## [INSTRUCTIONS TO FOLLOW]
Repeat the data in full. Drop every picture.

··· RECORDS FOR THIS TASK

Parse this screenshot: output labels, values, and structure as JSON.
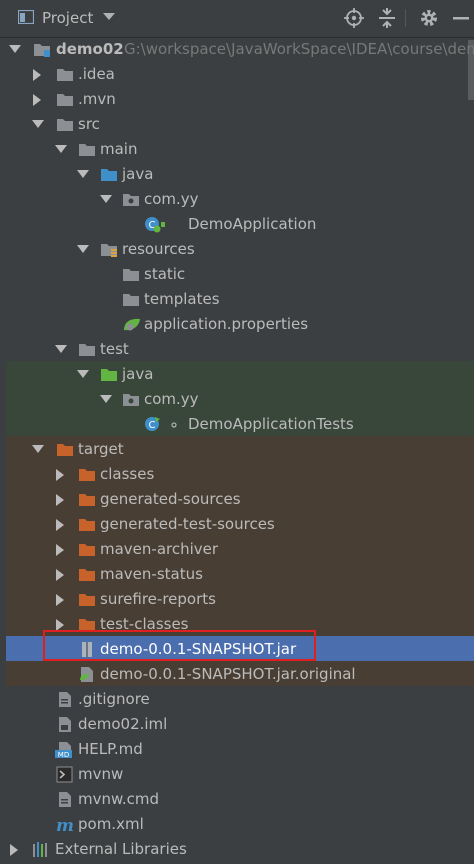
{
  "header": {
    "title": "Project",
    "icons": [
      "project-view-icon",
      "dropdown-icon",
      "locate-icon",
      "collapse-all-icon",
      "settings-icon",
      "hide-icon"
    ]
  },
  "colors": {
    "background": "#3c3f41",
    "test_band": "#39463a",
    "excluded_band": "#493e33",
    "selection": "#4b6eaf",
    "folder_gray": "#8c9094",
    "folder_blue": "#3f8fca",
    "folder_green": "#62b543",
    "folder_orange": "#c7622b",
    "annotation_box": "#e02020"
  },
  "tree": {
    "root": {
      "name": "demo02",
      "path": "G:\\workspace\\JavaWorkSpace\\IDEA\\course\\dem"
    },
    "items": [
      {
        "label": "demo02",
        "icon": "module-folder-icon"
      },
      {
        "label": ".idea",
        "icon": "folder-icon"
      },
      {
        "label": ".mvn",
        "icon": "folder-icon"
      },
      {
        "label": "src",
        "icon": "folder-icon"
      },
      {
        "label": "main",
        "icon": "folder-icon"
      },
      {
        "label": "java",
        "icon": "source-root-folder-icon"
      },
      {
        "label": "com.yy",
        "icon": "package-icon"
      },
      {
        "label": "DemoApplication",
        "icon": "spring-boot-class-icon"
      },
      {
        "label": "resources",
        "icon": "resources-folder-icon"
      },
      {
        "label": "static",
        "icon": "folder-icon"
      },
      {
        "label": "templates",
        "icon": "folder-icon"
      },
      {
        "label": "application.properties",
        "icon": "spring-properties-icon"
      },
      {
        "label": "test",
        "icon": "folder-icon"
      },
      {
        "label": "java",
        "icon": "test-root-folder-icon"
      },
      {
        "label": "com.yy",
        "icon": "package-icon"
      },
      {
        "label": "DemoApplicationTests",
        "icon": "test-class-icon"
      },
      {
        "label": "target",
        "icon": "excluded-folder-icon"
      },
      {
        "label": "classes",
        "icon": "excluded-folder-icon"
      },
      {
        "label": "generated-sources",
        "icon": "excluded-folder-icon"
      },
      {
        "label": "generated-test-sources",
        "icon": "excluded-folder-icon"
      },
      {
        "label": "maven-archiver",
        "icon": "excluded-folder-icon"
      },
      {
        "label": "maven-status",
        "icon": "excluded-folder-icon"
      },
      {
        "label": "surefire-reports",
        "icon": "excluded-folder-icon"
      },
      {
        "label": "test-classes",
        "icon": "excluded-folder-icon"
      },
      {
        "label": "demo-0.0.1-SNAPSHOT.jar",
        "icon": "jar-icon",
        "selected": true
      },
      {
        "label": "demo-0.0.1-SNAPSHOT.jar.original",
        "icon": "file-icon"
      },
      {
        "label": ".gitignore",
        "icon": "text-file-icon"
      },
      {
        "label": "demo02.iml",
        "icon": "iml-file-icon"
      },
      {
        "label": "HELP.md",
        "icon": "markdown-file-icon"
      },
      {
        "label": "mvnw",
        "icon": "shell-file-icon"
      },
      {
        "label": "mvnw.cmd",
        "icon": "text-file-icon"
      },
      {
        "label": "pom.xml",
        "icon": "maven-icon"
      },
      {
        "label": "External Libraries",
        "icon": "libraries-icon"
      }
    ]
  }
}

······

## [THE COMPLETED TASK]
Parse this screenshot: output labels, values, and structure as JSON.
{
  "header": {
    "title": "Project",
    "icons": [
      "project-view-icon",
      "dropdown-icon",
      "locate-icon",
      "collapse-all-icon",
      "settings-icon",
      "hide-icon"
    ]
  },
  "colors": {
    "background": "#3c3f41",
    "test_band": "#39463a",
    "excluded_band": "#493e33",
    "selection": "#4b6eaf",
    "folder_gray": "#8c9094",
    "folder_blue": "#3f8fca",
    "folder_green": "#62b543",
    "folder_orange": "#c7622b",
    "annotation_box": "#e02020"
  },
  "tree": {
    "root": {
      "name": "demo02",
      "path": "G:\\workspace\\JavaWorkSpace\\IDEA\\course\\dem"
    },
    "items": [
      {
        "label": "demo02",
        "icon": "module-folder-icon"
      },
      {
        "label": ".idea",
        "icon": "folder-icon"
      },
      {
        "label": ".mvn",
        "icon": "folder-icon"
      },
      {
        "label": "src",
        "icon": "folder-icon"
      },
      {
        "label": "main",
        "icon": "folder-icon"
      },
      {
        "label": "java",
        "icon": "source-root-folder-icon"
      },
      {
        "label": "com.yy",
        "icon": "package-icon"
      },
      {
        "label": "DemoApplication",
        "icon": "spring-boot-class-icon"
      },
      {
        "label": "resources",
        "icon": "resources-folder-icon"
      },
      {
        "label": "static",
        "icon": "folder-icon"
      },
      {
        "label": "templates",
        "icon": "folder-icon"
      },
      {
        "label": "application.properties",
        "icon": "spring-properties-icon"
      },
      {
        "label": "test",
        "icon": "folder-icon"
      },
      {
        "label": "java",
        "icon": "test-root-folder-icon"
      },
      {
        "label": "com.yy",
        "icon": "package-icon"
      },
      {
        "label": "DemoApplicationTests",
        "icon": "test-class-icon"
      },
      {
        "label": "target",
        "icon": "excluded-folder-icon"
      },
      {
        "label": "classes",
        "icon": "excluded-folder-icon"
      },
      {
        "label": "generated-sources",
        "icon": "excluded-folder-icon"
      },
      {
        "label": "generated-test-sources",
        "icon": "excluded-folder-icon"
      },
      {
        "label": "maven-archiver",
        "icon": "excluded-folder-icon"
      },
      {
        "label": "maven-status",
        "icon": "excluded-folder-icon"
      },
      {
        "label": "surefire-reports",
        "icon": "excluded-folder-icon"
      },
      {
        "label": "test-classes",
        "icon": "excluded-folder-icon"
      },
      {
        "label": "demo-0.0.1-SNAPSHOT.jar",
        "icon": "jar-icon",
        "selected": true
      },
      {
        "label": "demo-0.0.1-SNAPSHOT.jar.original",
        "icon": "file-icon"
      },
      {
        "label": ".gitignore",
        "icon": "text-file-icon"
      },
      {
        "label": "demo02.iml",
        "icon": "iml-file-icon"
      },
      {
        "label": "HELP.md",
        "icon": "markdown-file-icon"
      },
      {
        "label": "mvnw",
        "icon": "shell-file-icon"
      },
      {
        "label": "mvnw.cmd",
        "icon": "text-file-icon"
      },
      {
        "label": "pom.xml",
        "icon": "maven-icon"
      },
      {
        "label": "External Libraries",
        "icon": "libraries-icon"
      }
    ]
  }
}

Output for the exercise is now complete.